━━━ Extracted material
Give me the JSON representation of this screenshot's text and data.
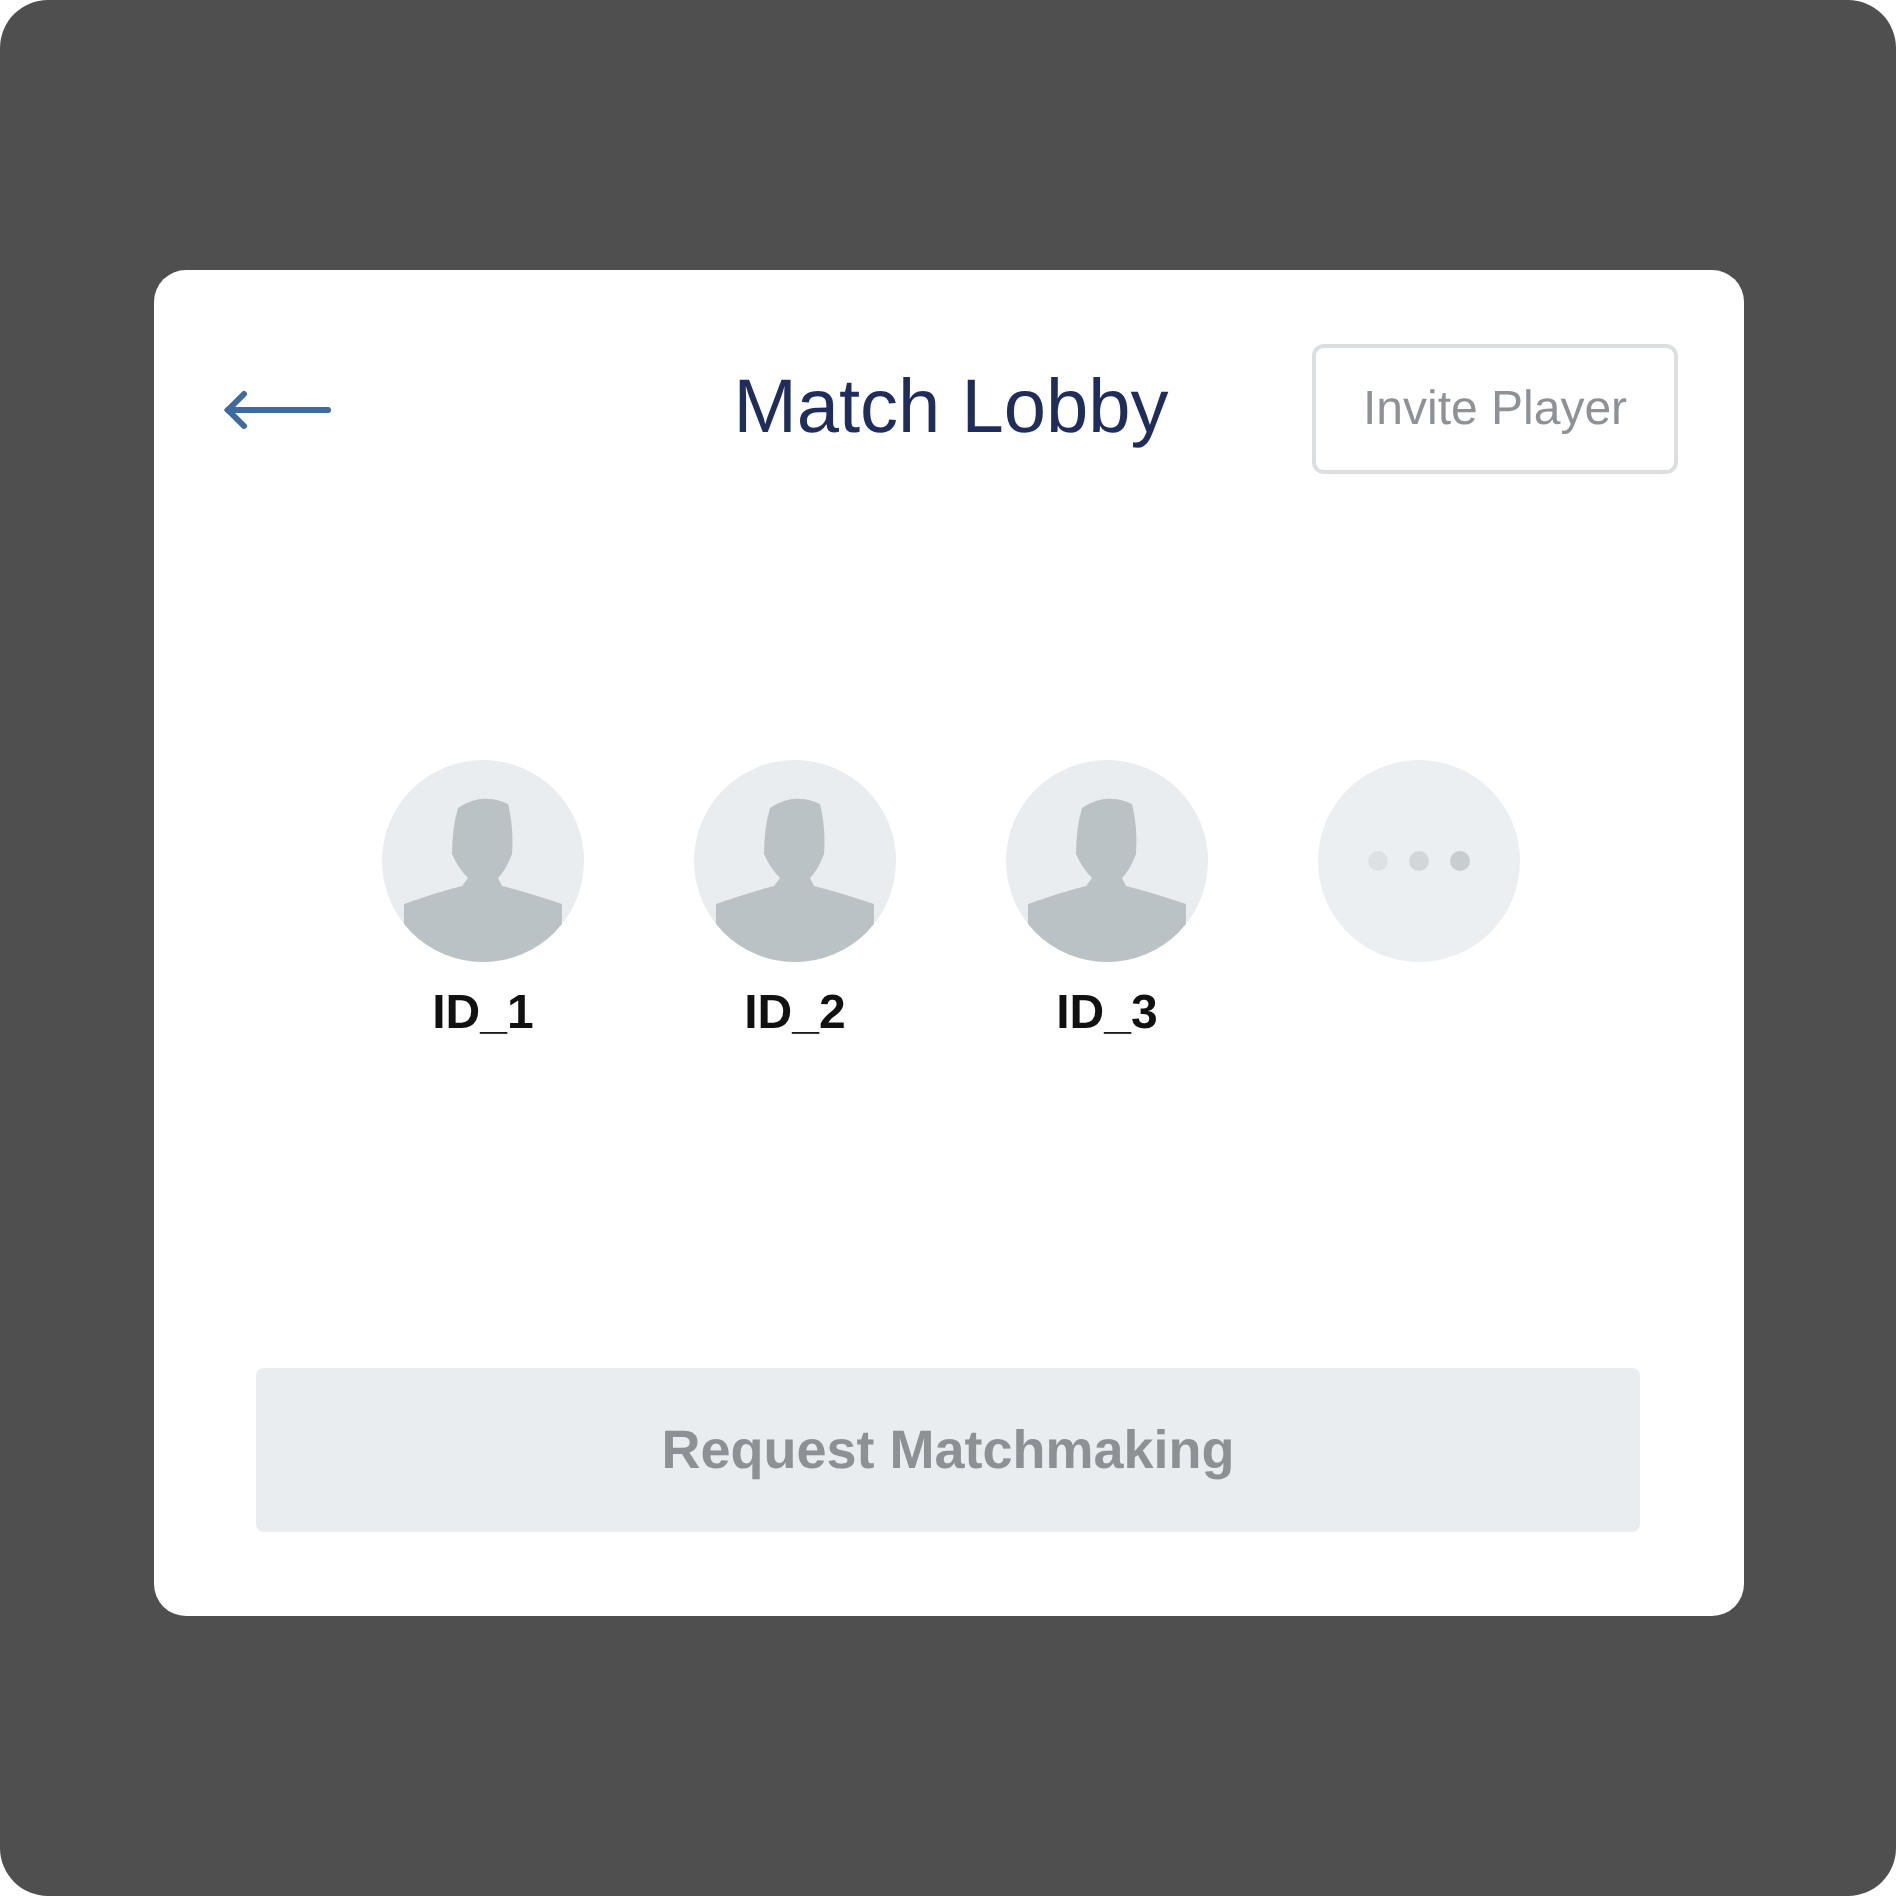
{
  "header": {
    "title": "Match Lobby",
    "invite_button": "Invite Player"
  },
  "players": [
    {
      "kind": "player",
      "name": "ID_1"
    },
    {
      "kind": "player",
      "name": "ID_2"
    },
    {
      "kind": "player",
      "name": "ID_3"
    },
    {
      "kind": "more"
    }
  ],
  "matchmaking_button": {
    "label": "Request Matchmaking",
    "disabled": true
  }
}
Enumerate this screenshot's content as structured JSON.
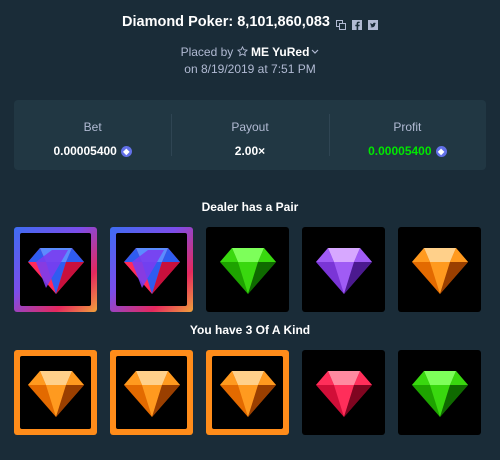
{
  "header": {
    "title": "Diamond Poker: 8,101,860,083",
    "placed_by_prefix": "Placed by",
    "username": "ME YuRed",
    "date": "on 8/19/2019 at 7:51 PM"
  },
  "stats": {
    "bet_label": "Bet",
    "bet_value": "0.00005400",
    "payout_label": "Payout",
    "payout_value": "2.00×",
    "profit_label": "Profit",
    "profit_value": "0.00005400"
  },
  "dealer": {
    "result": "Dealer has a Pair",
    "cards": [
      "rainbow",
      "rainbow",
      "green",
      "purple",
      "orange"
    ]
  },
  "player": {
    "result": "You have 3 Of A Kind",
    "cards": [
      "orange",
      "orange",
      "orange",
      "red",
      "green"
    ]
  },
  "colors": {
    "background": "#1a2c38",
    "panel": "#213743",
    "profit_green": "#00e701",
    "coin": "#6270e8",
    "kind_border": "#ff8c1a"
  }
}
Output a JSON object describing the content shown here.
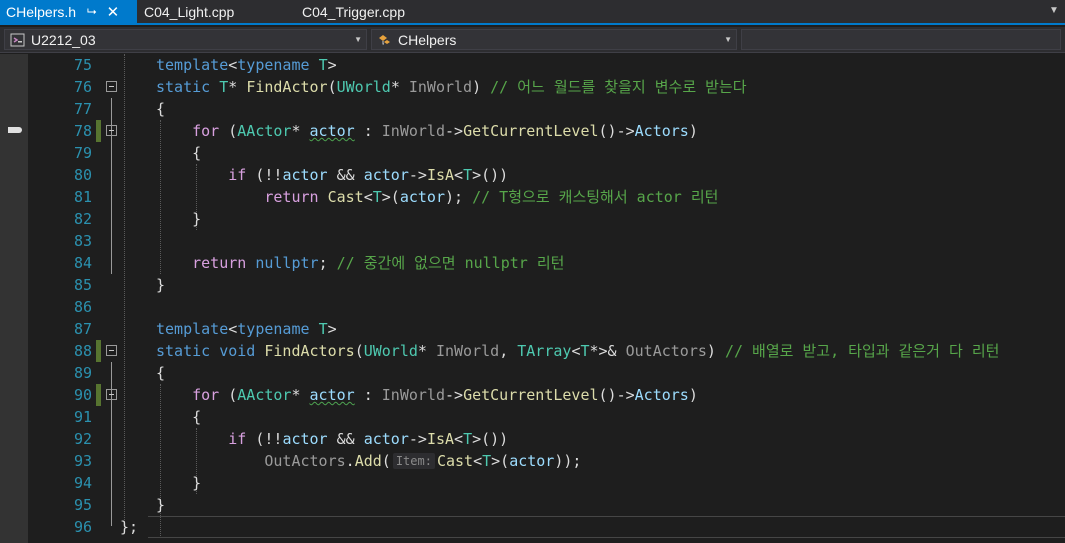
{
  "tabs": [
    {
      "label": "CHelpers.h",
      "active": true
    },
    {
      "label": "C04_Light.cpp",
      "active": false
    },
    {
      "label": "C04_Trigger.cpp",
      "active": false
    }
  ],
  "nav": {
    "project": "U2212_03",
    "scope": "CHelpers",
    "member": ""
  },
  "editor": {
    "lines": [
      {
        "n": "75"
      },
      {
        "n": "76"
      },
      {
        "n": "77"
      },
      {
        "n": "78"
      },
      {
        "n": "79"
      },
      {
        "n": "80"
      },
      {
        "n": "81"
      },
      {
        "n": "82"
      },
      {
        "n": "83"
      },
      {
        "n": "84"
      },
      {
        "n": "85"
      },
      {
        "n": "86"
      },
      {
        "n": "87"
      },
      {
        "n": "88"
      },
      {
        "n": "89"
      },
      {
        "n": "90"
      },
      {
        "n": "91"
      },
      {
        "n": "92"
      },
      {
        "n": "93"
      },
      {
        "n": "94"
      },
      {
        "n": "95"
      },
      {
        "n": "96"
      }
    ],
    "comments": {
      "l76": "// 어느 월드를 찾을지 변수로 받는다",
      "l81": "// T형으로 캐스팅해서 actor 리턴",
      "l84": "// 중간에 없으면 nullptr 리턴",
      "l88": "// 배열로 받고, 타입과 같은거 다 리턴"
    },
    "param_hint": "Item:",
    "colors": {
      "keyword": "#569cd6",
      "type": "#4ec9b0",
      "function": "#dcdcaa",
      "parameter": "#9a9a9a",
      "local": "#9cdcfe",
      "comment": "#57a64a",
      "control": "#d8a0df",
      "line_number": "#2b91af",
      "change_bar": "#577430",
      "tab_active": "#007acc"
    }
  }
}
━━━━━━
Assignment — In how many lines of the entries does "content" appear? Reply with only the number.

Reply — 2